» Work request
Could you copy every record exactly as it appears?

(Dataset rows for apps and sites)
== Segment start ==
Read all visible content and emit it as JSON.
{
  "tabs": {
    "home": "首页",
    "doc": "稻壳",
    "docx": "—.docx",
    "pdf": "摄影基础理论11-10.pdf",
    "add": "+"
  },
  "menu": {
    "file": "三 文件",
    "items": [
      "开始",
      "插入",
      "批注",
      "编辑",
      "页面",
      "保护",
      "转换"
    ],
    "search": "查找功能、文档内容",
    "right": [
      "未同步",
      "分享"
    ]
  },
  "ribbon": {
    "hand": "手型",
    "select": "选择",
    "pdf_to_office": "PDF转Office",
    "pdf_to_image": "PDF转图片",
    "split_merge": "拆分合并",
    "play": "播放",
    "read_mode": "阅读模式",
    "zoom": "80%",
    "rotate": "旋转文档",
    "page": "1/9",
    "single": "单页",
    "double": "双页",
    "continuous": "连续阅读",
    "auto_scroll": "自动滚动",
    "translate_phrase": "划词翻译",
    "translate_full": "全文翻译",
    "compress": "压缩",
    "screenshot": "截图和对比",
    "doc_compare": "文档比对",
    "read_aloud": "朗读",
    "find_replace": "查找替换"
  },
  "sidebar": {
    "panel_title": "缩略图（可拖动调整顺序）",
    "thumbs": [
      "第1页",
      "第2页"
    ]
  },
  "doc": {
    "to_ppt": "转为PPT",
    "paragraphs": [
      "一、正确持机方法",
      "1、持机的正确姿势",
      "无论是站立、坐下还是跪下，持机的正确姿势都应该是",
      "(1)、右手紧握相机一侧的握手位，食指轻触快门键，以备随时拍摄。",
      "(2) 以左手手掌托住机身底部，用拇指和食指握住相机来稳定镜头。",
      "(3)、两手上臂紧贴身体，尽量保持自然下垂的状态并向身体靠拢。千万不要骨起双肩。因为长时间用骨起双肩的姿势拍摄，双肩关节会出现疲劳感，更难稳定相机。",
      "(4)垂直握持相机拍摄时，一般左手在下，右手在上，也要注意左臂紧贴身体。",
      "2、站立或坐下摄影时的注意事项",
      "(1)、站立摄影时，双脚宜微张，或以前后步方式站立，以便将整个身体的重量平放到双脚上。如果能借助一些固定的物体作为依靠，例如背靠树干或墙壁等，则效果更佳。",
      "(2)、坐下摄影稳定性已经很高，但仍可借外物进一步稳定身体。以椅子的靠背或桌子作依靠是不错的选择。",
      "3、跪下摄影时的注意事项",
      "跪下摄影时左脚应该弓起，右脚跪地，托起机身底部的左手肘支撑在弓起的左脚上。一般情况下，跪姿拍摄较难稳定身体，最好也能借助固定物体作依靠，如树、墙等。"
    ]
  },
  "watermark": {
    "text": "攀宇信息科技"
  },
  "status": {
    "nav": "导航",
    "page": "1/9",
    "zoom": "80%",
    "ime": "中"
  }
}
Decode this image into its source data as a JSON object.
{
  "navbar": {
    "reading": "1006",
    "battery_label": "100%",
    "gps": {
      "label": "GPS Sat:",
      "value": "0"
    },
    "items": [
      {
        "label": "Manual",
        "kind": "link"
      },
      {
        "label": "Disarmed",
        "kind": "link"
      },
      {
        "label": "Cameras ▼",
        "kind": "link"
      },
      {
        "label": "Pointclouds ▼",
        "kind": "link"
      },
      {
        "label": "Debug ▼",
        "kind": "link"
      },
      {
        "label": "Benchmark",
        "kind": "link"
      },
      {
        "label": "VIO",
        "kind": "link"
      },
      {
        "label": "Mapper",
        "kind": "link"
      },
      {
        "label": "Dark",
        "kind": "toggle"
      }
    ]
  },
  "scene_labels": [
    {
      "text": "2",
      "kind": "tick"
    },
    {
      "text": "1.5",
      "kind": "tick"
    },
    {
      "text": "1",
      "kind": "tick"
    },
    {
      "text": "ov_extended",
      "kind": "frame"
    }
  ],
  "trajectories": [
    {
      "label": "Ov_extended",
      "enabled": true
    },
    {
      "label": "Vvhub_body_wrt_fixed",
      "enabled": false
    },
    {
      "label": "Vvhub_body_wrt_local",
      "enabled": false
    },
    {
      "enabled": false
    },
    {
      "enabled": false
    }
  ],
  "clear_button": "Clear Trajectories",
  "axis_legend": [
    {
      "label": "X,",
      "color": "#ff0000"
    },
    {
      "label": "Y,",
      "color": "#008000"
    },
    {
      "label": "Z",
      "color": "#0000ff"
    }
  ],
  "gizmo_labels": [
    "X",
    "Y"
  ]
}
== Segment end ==
» Answer space
Read all visible content and emit it as JSON.
{
  "tabs": {
    "home": "首页",
    "doc": "稻壳",
    "docx": "—.docx",
    "pdf": "摄影基础理论11-10.pdf",
    "add": "+"
  },
  "menu": {
    "file": "三 文件",
    "items": [
      "开始",
      "插入",
      "批注",
      "编辑",
      "页面",
      "保护",
      "转换"
    ],
    "search": "查找功能、文档内容",
    "right": [
      "未同步",
      "分享"
    ]
  },
  "ribbon": {
    "hand": "手型",
    "select": "选择",
    "pdf_to_office": "PDF转Office",
    "pdf_to_image": "PDF转图片",
    "split_merge": "拆分合并",
    "play": "播放",
    "read_mode": "阅读模式",
    "zoom": "80%",
    "rotate": "旋转文档",
    "page": "1/9",
    "single": "单页",
    "double": "双页",
    "continuous": "连续阅读",
    "auto_scroll": "自动滚动",
    "translate_phrase": "划词翻译",
    "translate_full": "全文翻译",
    "compress": "压缩",
    "screenshot": "截图和对比",
    "doc_compare": "文档比对",
    "read_aloud": "朗读",
    "find_replace": "查找替换"
  },
  "sidebar": {
    "panel_title": "缩略图（可拖动调整顺序）",
    "thumbs": [
      "第1页",
      "第2页"
    ]
  },
  "doc": {
    "to_ppt": "转为PPT",
    "paragraphs": [
      "一、正确持机方法",
      "1、持机的正确姿势",
      "无论是站立、坐下还是跪下，持机的正确姿势都应该是",
      "(1)、右手紧握相机一侧的握手位，食指轻触快门键，以备随时拍摄。",
      "(2) 以左手手掌托住机身底部，用拇指和食指握住相机来稳定镜头。",
      "(3)、两手上臂紧贴身体，尽量保持自然下垂的状态并向身体靠拢。千万不要骨起双肩。因为长时间用骨起双肩的姿势拍摄，双肩关节会出现疲劳感，更难稳定相机。",
      "(4)垂直握持相机拍摄时，一般左手在下，右手在上，也要注意左臂紧贴身体。",
      "2、站立或坐下摄影时的注意事项",
      "(1)、站立摄影时，双脚宜微张，或以前后步方式站立，以便将整个身体的重量平放到双脚上。如果能借助一些固定的物体作为依靠，例如背靠树干或墙壁等，则效果更佳。",
      "(2)、坐下摄影稳定性已经很高，但仍可借外物进一步稳定身体。以椅子的靠背或桌子作依靠是不错的选择。",
      "3、跪下摄影时的注意事项",
      "跪下摄影时左脚应该弓起，右脚跪地，托起机身底部的左手肘支撑在弓起的左脚上。一般情况下，跪姿拍摄较难稳定身体，最好也能借助固定物体作依靠，如树、墙等。"
    ]
  },
  "watermark": {
    "text": "攀宇信息科技"
  },
  "status": {
    "nav": "导航",
    "page": "1/9",
    "zoom": "80%",
    "ime": "中"
  }
}
Decode this image into its source data as a JSON object.
{
  "navbar": {
    "reading": "1006",
    "battery_label": "100%",
    "gps": {
      "label": "GPS Sat:",
      "value": "0"
    },
    "items": [
      {
        "label": "Manual",
        "kind": "link"
      },
      {
        "label": "Disarmed",
        "kind": "link"
      },
      {
        "label": "Cameras ▼",
        "kind": "link"
      },
      {
        "label": "Pointclouds ▼",
        "kind": "link"
      },
      {
        "label": "Debug ▼",
        "kind": "link"
      },
      {
        "label": "Benchmark",
        "kind": "link"
      },
      {
        "label": "VIO",
        "kind": "link"
      },
      {
        "label": "Mapper",
        "kind": "link"
      },
      {
        "label": "Dark",
        "kind": "toggle"
      }
    ]
  },
  "scene_labels": [
    {
      "text": "2",
      "kind": "tick"
    },
    {
      "text": "1.5",
      "kind": "tick"
    },
    {
      "text": "1",
      "kind": "tick"
    },
    {
      "text": "ov_extended",
      "kind": "frame"
    }
  ],
  "trajectories": [
    {
      "label": "Ov_extended",
      "enabled": true
    },
    {
      "label": "Vvhub_body_wrt_fixed",
      "enabled": false
    },
    {
      "label": "Vvhub_body_wrt_local",
      "enabled": false
    },
    {
      "enabled": false
    },
    {
      "enabled": false
    }
  ],
  "clear_button": "Clear Trajectories",
  "axis_legend": [
    {
      "label": "X,",
      "color": "#ff0000"
    },
    {
      "label": "Y,",
      "color": "#008000"
    },
    {
      "label": "Z",
      "color": "#0000ff"
    }
  ],
  "gizmo_labels": [
    "X",
    "Y"
  ]
}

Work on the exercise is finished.